**What you need to do**
Go through the data and copy every line in which "doesn" appears.

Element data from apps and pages
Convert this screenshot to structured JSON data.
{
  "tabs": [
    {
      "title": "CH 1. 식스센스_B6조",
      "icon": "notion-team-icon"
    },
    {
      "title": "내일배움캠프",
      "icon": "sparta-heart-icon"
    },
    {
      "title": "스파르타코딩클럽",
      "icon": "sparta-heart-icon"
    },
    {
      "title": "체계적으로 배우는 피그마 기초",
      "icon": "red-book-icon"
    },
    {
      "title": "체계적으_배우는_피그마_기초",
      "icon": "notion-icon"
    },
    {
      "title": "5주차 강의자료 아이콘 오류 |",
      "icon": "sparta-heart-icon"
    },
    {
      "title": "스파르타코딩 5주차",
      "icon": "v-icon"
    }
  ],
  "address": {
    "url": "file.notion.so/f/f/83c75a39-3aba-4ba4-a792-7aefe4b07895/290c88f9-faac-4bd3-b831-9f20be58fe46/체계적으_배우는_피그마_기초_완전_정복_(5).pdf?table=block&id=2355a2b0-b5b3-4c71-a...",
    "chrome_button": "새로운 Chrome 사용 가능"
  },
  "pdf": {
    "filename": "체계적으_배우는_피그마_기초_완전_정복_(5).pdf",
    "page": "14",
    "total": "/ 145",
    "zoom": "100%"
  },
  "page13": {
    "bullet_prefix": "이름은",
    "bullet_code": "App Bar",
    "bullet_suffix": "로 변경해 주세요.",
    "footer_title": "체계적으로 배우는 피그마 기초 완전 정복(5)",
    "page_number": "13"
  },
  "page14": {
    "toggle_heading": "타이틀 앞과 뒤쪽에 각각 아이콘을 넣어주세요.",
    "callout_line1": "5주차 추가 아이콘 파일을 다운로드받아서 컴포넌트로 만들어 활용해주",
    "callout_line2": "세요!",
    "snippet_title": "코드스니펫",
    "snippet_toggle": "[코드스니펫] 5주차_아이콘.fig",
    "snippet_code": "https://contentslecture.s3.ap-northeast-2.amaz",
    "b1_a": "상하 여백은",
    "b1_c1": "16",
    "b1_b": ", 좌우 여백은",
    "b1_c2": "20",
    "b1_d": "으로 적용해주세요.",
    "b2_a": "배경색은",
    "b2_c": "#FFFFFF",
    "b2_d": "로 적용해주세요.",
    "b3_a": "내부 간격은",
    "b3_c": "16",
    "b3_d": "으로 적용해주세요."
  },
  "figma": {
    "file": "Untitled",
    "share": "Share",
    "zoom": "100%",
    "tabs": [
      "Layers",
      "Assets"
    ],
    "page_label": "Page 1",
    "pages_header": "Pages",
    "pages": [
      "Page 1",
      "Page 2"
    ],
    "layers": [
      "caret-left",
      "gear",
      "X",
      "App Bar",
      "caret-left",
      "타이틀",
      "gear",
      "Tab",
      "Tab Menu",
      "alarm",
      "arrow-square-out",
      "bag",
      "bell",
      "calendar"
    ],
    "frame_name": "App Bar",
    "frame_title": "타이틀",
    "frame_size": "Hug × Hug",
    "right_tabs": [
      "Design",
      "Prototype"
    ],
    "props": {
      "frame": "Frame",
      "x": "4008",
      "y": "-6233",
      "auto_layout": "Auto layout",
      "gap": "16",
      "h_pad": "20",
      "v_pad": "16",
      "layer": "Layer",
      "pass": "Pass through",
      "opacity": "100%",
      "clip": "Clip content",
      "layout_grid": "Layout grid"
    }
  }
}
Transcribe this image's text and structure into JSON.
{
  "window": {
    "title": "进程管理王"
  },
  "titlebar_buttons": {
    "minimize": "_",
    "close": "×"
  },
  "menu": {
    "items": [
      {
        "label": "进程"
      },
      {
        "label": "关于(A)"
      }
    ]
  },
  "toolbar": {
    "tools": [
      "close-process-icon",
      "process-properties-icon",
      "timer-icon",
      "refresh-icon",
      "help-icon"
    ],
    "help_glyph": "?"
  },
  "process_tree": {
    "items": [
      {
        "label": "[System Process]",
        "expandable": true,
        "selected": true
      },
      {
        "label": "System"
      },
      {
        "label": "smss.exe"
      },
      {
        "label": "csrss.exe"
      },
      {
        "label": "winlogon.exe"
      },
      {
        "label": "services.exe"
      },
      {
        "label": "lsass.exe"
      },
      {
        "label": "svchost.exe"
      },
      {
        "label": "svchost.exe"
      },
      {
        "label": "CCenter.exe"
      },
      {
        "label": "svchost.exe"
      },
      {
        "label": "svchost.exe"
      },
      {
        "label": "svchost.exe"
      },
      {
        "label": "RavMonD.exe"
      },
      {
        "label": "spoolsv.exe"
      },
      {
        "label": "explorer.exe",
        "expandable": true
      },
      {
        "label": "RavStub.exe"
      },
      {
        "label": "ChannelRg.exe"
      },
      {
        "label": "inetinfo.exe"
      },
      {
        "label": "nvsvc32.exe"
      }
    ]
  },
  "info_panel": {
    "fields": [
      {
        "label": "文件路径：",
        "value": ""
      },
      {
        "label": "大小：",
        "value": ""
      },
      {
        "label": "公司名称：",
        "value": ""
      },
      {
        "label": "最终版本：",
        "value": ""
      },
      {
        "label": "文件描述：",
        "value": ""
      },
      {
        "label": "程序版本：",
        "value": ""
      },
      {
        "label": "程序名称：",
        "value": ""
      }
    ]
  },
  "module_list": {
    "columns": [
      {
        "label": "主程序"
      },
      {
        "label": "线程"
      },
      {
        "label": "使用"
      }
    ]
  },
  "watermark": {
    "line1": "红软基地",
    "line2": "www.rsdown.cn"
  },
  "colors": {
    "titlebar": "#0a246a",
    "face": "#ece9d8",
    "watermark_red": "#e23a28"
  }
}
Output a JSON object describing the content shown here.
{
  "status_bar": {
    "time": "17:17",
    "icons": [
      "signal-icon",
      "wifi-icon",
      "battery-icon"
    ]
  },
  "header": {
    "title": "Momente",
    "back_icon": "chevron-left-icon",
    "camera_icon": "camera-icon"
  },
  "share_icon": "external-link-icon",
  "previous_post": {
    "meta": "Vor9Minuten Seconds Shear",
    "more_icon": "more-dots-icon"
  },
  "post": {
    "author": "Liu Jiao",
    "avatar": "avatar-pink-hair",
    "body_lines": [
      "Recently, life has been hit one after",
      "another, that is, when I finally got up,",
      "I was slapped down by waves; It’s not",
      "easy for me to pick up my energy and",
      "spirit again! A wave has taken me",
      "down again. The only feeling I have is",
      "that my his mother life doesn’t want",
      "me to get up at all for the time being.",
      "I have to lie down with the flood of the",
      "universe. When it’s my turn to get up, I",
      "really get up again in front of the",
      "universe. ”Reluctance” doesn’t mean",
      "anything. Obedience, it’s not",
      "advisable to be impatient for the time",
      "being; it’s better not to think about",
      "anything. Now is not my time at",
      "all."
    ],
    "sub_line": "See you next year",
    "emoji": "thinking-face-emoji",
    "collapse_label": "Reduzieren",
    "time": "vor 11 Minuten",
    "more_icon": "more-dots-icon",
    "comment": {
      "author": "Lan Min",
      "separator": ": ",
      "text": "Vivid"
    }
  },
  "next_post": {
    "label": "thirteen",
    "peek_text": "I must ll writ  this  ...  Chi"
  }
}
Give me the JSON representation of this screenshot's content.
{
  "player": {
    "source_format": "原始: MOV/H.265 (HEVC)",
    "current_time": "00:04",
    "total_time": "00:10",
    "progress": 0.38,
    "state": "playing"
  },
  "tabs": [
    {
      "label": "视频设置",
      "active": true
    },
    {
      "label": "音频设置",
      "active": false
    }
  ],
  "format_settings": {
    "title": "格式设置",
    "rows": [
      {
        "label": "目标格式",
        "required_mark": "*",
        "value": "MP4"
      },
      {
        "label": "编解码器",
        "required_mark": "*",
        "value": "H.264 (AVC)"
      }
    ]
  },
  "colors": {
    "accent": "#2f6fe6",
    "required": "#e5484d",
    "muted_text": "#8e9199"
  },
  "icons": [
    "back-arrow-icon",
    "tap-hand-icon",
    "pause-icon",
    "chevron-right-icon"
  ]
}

**Solved exercise**
      "that my his mother life doesn’t want",
      "universe. ”Reluctance” doesn’t mean",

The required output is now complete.